The authors declare that they have no competing interests.

Additional information

Publisher’s Note

Springer Nature remains neutral with regard to jurisdictional claims in published maps and institutional affiliations.

Supplementary Information

Rights and permissions

Open Access This article is licensed under a Creative Commons Attribution 4.0 International License, which permits use, sharing, adaptation, distribution and reproduction in any medium or format, as long as you give appropriate credit to the original author(s) and the source, provide a link to the Creative Commons licence, and indicate if changes were made. The images or other third party material in this article are included in the article's Creative Commons licence, unless indicated otherwise in a credit line to the material. If material is not included in the article's Creative Commons licence and your intended use is not permitted by statutory regulation or exceeds the permitted use, you will need to obtain permission directly from the copyright holder. To view a copy of this licence, visit http://creativecommons.org/licenses/by/4.0/. The Creative Commons Public Domain Dedication waiver (http://creativecommons.org/publicdomain/zero/1.0/) applies to the data made available in this article, unless otherwise stated in a credit line to the data.
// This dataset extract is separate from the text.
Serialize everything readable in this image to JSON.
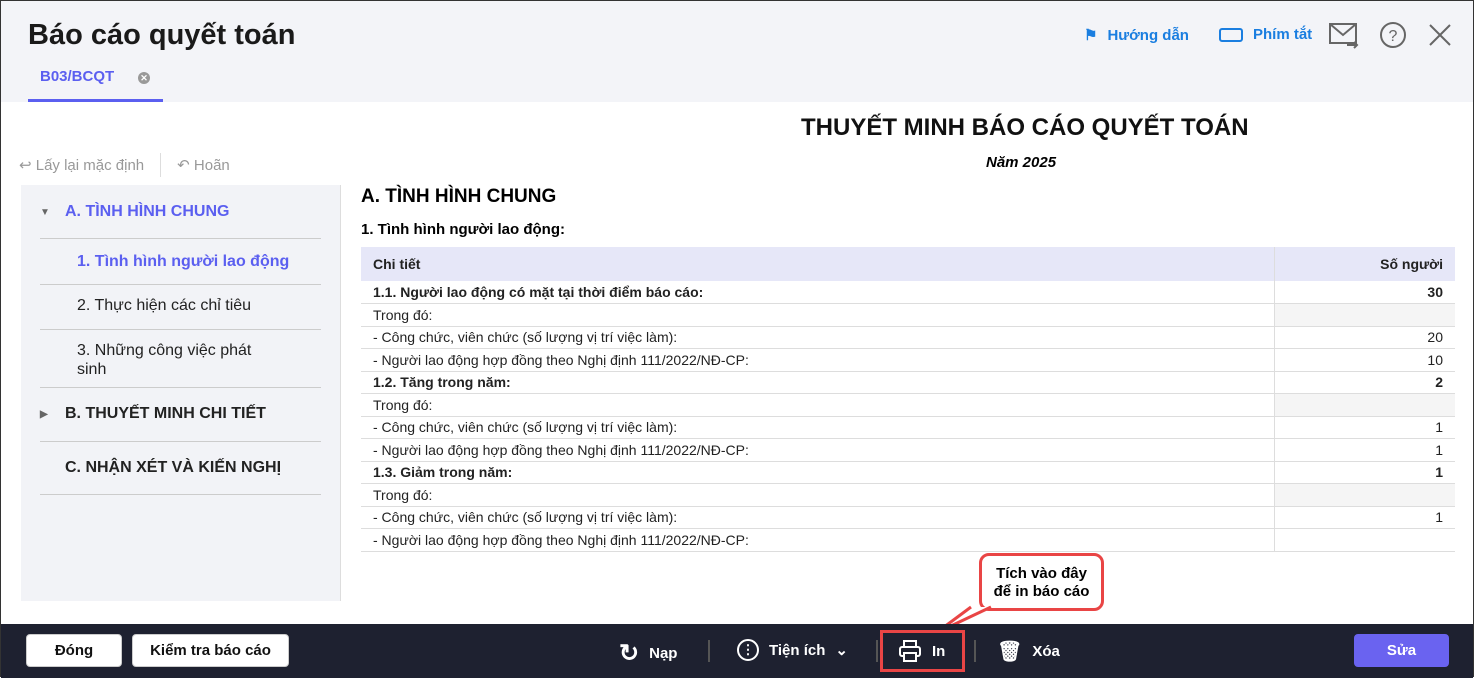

Reprints and Permissions

About this article

Verify currency and authenticity via CrossMark

Cite this article

Park, D.B., Ahn, BE., Son, H. et al. Construction of a bivalent vaccine against anthrax and smallpox using the attenuated vaccinia virus KVAC103. BMC Microbiol 21, 76 (2021). https://doi.org/10.1186/s12866-021-02121-5

Download citation

Keywords

  • Anthrax
  • Smallpox
  • Vaccinia virus
  • IL-15
  • Cholera toxin